**Exercise directions:** Find the line containing "Extract the structured" in the data below and repeat it, along with all later lines, exactly through the last one.

**Records provided:**
- Opening Delimiter -
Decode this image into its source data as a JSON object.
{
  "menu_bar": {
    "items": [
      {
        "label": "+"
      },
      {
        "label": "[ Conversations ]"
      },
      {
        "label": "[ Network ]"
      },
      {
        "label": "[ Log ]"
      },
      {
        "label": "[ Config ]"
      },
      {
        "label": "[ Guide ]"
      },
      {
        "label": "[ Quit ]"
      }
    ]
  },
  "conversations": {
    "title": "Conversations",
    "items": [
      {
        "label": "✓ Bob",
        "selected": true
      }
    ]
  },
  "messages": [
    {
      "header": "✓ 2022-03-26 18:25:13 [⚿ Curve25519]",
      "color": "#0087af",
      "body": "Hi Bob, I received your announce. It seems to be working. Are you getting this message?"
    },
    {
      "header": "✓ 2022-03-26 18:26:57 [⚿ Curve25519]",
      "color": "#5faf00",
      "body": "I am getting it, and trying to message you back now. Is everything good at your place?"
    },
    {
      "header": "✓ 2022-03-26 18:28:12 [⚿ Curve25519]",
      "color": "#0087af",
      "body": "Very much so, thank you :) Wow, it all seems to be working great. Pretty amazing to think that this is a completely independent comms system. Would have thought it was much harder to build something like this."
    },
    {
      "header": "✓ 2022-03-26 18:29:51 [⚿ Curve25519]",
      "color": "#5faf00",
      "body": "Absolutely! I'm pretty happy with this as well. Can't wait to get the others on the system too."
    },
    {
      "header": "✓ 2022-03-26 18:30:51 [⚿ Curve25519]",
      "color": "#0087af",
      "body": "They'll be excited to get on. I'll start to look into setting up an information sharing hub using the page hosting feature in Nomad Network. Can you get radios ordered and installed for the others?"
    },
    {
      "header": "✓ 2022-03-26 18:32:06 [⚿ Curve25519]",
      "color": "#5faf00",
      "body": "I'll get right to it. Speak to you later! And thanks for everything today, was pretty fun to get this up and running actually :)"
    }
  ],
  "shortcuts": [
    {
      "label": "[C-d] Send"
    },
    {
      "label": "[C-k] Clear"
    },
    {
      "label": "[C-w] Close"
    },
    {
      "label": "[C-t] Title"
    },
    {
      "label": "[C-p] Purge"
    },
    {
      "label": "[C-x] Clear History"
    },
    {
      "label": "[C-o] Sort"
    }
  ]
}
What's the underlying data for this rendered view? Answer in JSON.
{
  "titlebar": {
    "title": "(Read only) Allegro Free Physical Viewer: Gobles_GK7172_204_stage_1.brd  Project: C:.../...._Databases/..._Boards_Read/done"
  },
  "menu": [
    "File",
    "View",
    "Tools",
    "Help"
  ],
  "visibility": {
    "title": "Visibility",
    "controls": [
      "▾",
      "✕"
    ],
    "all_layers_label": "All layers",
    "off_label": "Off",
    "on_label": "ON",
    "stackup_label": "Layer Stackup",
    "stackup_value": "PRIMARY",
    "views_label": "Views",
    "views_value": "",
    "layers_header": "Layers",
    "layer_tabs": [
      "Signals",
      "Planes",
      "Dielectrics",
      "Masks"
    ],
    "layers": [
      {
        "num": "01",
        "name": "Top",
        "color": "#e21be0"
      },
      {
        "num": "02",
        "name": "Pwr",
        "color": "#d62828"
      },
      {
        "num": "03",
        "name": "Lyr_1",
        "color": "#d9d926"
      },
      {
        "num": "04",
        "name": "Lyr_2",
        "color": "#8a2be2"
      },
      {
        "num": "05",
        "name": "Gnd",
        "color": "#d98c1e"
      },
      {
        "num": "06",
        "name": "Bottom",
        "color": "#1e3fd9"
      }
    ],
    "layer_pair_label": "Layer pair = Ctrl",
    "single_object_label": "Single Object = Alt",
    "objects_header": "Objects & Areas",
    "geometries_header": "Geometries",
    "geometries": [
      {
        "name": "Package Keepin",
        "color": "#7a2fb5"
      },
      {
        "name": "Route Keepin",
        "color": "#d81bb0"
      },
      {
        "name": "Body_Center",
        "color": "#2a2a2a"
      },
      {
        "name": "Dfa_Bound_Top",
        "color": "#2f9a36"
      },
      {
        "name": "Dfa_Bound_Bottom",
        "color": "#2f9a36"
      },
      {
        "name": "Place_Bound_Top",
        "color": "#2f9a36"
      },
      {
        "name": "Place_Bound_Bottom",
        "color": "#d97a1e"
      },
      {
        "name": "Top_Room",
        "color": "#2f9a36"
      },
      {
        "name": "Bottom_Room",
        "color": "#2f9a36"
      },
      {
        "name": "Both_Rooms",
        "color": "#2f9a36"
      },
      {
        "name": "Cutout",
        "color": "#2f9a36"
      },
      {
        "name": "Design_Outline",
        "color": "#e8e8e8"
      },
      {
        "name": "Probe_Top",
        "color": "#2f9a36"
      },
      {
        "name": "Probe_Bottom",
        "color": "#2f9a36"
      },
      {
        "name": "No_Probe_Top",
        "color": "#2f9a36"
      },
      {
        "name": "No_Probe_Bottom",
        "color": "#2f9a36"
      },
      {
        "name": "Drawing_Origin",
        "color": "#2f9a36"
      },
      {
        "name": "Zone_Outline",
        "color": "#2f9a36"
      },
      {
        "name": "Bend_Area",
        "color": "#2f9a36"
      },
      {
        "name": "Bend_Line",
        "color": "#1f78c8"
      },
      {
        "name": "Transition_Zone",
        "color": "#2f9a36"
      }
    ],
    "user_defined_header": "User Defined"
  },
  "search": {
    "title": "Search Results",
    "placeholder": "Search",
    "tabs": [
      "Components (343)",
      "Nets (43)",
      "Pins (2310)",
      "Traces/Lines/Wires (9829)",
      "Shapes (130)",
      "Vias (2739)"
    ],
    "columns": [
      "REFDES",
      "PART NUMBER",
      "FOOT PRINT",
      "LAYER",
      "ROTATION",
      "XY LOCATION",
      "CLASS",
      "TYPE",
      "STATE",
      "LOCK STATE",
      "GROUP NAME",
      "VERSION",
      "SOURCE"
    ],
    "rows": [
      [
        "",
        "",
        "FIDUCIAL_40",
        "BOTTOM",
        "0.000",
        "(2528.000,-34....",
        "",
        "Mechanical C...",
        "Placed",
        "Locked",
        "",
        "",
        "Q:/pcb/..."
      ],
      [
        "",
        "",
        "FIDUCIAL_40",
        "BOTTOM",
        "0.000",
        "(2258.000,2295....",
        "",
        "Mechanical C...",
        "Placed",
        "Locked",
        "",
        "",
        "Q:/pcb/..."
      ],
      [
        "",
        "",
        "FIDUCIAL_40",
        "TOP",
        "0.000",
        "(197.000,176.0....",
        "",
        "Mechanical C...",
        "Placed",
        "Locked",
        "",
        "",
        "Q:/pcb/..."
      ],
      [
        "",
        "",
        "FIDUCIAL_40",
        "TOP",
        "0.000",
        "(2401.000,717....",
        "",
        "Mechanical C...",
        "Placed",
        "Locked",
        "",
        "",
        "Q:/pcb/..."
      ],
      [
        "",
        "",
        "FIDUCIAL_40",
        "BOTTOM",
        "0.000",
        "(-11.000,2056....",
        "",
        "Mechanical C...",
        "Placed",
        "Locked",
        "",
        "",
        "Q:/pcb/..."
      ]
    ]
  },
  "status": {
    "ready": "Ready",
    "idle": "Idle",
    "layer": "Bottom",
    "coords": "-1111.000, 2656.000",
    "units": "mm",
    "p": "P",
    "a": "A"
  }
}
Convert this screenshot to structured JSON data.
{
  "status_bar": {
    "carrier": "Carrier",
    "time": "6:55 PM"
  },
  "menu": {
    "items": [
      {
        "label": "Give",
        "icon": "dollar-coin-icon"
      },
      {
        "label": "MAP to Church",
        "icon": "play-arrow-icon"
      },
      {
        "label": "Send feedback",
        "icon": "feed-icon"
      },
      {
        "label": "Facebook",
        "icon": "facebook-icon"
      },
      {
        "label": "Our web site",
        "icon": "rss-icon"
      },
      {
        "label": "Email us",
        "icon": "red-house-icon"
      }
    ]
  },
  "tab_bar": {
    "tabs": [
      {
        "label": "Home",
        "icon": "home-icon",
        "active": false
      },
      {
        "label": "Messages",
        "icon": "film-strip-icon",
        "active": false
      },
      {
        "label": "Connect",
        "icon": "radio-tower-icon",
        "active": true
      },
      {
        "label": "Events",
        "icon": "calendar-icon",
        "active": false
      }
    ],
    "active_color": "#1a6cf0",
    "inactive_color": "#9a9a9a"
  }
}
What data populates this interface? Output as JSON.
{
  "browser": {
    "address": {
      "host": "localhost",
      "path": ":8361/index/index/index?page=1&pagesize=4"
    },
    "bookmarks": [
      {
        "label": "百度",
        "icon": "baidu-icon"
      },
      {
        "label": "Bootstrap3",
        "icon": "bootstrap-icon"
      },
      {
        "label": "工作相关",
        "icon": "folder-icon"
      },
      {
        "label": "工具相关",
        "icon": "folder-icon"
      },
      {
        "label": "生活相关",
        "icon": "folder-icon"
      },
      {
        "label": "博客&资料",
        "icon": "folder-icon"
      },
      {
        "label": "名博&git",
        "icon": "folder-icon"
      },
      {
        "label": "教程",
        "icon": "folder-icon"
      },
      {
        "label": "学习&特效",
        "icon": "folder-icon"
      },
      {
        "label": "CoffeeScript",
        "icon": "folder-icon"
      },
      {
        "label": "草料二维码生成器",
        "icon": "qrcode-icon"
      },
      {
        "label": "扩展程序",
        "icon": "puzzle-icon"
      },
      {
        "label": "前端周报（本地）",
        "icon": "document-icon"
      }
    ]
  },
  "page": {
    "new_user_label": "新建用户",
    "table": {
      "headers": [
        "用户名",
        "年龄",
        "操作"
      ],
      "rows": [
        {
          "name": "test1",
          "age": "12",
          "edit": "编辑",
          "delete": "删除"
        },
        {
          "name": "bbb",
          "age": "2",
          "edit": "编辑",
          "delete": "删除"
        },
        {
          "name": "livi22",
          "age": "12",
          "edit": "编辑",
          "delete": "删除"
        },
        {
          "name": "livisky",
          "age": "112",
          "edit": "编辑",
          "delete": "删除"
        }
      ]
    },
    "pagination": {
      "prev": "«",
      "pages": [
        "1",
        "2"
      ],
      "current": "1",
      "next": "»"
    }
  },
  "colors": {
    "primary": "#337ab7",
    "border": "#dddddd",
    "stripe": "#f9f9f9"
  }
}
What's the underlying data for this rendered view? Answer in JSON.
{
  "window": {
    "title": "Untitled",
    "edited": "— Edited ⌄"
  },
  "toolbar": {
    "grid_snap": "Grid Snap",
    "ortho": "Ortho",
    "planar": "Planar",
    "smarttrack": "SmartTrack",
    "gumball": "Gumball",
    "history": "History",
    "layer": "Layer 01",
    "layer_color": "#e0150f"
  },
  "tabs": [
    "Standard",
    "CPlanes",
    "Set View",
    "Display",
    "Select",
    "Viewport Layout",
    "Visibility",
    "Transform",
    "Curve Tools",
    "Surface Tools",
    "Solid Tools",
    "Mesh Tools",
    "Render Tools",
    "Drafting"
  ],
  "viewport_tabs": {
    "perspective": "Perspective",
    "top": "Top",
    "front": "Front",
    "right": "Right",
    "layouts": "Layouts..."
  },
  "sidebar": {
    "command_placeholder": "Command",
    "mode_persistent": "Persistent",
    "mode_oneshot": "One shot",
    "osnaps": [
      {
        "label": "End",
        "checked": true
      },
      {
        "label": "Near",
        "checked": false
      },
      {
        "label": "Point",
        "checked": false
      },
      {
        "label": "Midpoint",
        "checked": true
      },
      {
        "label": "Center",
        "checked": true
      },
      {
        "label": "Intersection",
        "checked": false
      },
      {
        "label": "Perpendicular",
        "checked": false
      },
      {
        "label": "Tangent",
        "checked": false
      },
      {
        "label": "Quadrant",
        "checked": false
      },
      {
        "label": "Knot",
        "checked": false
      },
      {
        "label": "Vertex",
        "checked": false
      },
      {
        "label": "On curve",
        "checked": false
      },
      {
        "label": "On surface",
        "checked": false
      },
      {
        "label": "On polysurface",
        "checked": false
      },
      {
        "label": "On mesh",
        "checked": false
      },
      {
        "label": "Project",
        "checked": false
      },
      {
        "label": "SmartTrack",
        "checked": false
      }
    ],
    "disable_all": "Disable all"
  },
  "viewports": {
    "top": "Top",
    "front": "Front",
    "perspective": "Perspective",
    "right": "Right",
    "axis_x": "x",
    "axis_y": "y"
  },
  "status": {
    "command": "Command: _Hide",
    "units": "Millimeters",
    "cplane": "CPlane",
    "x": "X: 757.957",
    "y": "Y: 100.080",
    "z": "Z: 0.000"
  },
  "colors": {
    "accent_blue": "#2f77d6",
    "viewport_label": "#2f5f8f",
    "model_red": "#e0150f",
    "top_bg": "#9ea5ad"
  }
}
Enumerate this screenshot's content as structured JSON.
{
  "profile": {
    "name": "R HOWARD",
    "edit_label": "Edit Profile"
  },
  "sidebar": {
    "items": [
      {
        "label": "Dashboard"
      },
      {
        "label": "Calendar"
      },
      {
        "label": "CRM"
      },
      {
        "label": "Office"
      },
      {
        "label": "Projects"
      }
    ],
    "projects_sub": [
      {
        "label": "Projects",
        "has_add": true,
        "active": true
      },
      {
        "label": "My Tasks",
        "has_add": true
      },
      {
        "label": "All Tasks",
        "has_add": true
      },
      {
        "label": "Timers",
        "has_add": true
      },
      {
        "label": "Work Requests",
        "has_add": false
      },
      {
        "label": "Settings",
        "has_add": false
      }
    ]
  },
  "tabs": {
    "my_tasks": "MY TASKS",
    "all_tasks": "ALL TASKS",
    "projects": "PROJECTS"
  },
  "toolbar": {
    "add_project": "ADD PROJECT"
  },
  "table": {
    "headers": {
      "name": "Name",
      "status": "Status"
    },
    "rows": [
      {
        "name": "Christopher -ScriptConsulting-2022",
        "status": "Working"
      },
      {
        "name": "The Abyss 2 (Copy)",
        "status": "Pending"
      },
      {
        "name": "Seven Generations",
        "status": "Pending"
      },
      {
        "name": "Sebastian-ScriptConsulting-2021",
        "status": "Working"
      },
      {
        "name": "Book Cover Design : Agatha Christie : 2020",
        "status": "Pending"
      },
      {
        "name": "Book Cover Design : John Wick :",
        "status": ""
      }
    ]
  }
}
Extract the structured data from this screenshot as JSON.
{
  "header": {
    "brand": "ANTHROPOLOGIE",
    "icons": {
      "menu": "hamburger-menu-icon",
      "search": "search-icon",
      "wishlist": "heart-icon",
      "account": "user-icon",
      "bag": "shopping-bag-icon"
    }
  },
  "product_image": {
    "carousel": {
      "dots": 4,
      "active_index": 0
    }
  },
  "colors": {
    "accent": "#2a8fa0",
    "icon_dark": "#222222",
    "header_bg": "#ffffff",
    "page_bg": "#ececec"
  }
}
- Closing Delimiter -
**Exercise solution:**
Extract the structured data from this screenshot as JSON.
{
  "header": {
    "brand": "ANTHROPOLOGIE",
    "icons": {
      "menu": "hamburger-menu-icon",
      "search": "search-icon",
      "wishlist": "heart-icon",
      "account": "user-icon",
      "bag": "shopping-bag-icon"
    }
  },
  "product_image": {
    "carousel": {
      "dots": 4,
      "active_index": 0
    }
  },
  "colors": {
    "accent": "#2a8fa0",
    "icon_dark": "#222222",
    "header_bg": "#ffffff",
    "page_bg": "#ececec"
  }
}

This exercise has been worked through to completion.